(Input data Opens)

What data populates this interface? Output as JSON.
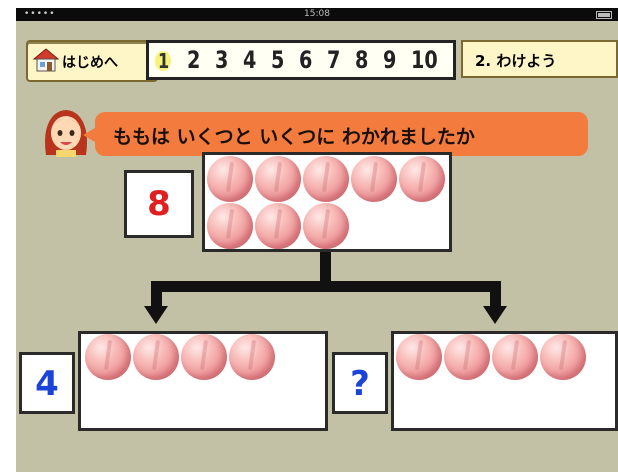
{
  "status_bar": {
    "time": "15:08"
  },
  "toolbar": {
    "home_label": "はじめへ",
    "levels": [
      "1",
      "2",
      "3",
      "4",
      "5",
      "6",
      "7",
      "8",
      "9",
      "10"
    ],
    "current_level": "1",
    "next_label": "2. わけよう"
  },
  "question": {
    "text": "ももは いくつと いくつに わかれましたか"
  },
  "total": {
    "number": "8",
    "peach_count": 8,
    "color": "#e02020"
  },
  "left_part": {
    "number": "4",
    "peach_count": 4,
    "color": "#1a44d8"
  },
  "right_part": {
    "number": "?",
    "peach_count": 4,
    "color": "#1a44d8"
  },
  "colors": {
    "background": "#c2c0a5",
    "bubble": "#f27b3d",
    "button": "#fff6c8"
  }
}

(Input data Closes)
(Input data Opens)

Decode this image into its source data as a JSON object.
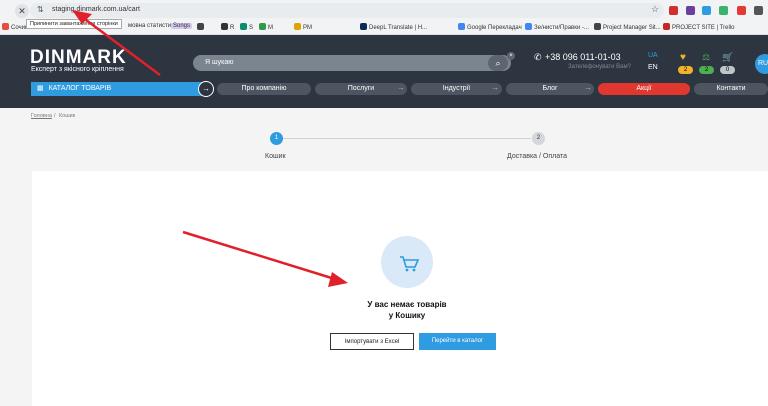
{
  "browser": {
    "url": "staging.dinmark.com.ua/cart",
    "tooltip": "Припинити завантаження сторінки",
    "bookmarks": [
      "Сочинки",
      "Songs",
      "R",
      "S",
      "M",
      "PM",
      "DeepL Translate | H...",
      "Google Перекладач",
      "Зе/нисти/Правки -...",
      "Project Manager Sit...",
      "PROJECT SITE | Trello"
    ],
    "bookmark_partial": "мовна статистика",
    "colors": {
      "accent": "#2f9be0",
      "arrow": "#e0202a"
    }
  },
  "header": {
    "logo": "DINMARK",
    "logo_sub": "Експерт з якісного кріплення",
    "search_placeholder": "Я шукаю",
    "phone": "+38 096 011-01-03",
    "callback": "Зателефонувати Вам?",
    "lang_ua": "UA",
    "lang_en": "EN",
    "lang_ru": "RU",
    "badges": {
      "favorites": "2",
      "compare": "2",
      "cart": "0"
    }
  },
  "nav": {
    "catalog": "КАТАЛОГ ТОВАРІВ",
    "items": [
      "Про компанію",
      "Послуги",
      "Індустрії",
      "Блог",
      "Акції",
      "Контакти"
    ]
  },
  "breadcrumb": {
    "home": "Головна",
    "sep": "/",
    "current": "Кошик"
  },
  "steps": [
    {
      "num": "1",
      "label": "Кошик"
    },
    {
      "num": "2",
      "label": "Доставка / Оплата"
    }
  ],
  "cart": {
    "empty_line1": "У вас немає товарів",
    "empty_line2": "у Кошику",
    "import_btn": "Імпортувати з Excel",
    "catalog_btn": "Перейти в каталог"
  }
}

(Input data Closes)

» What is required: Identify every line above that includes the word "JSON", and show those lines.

» Task solution:
What data populates this interface? Output as JSON.
Decode this image into its source data as a JSON object.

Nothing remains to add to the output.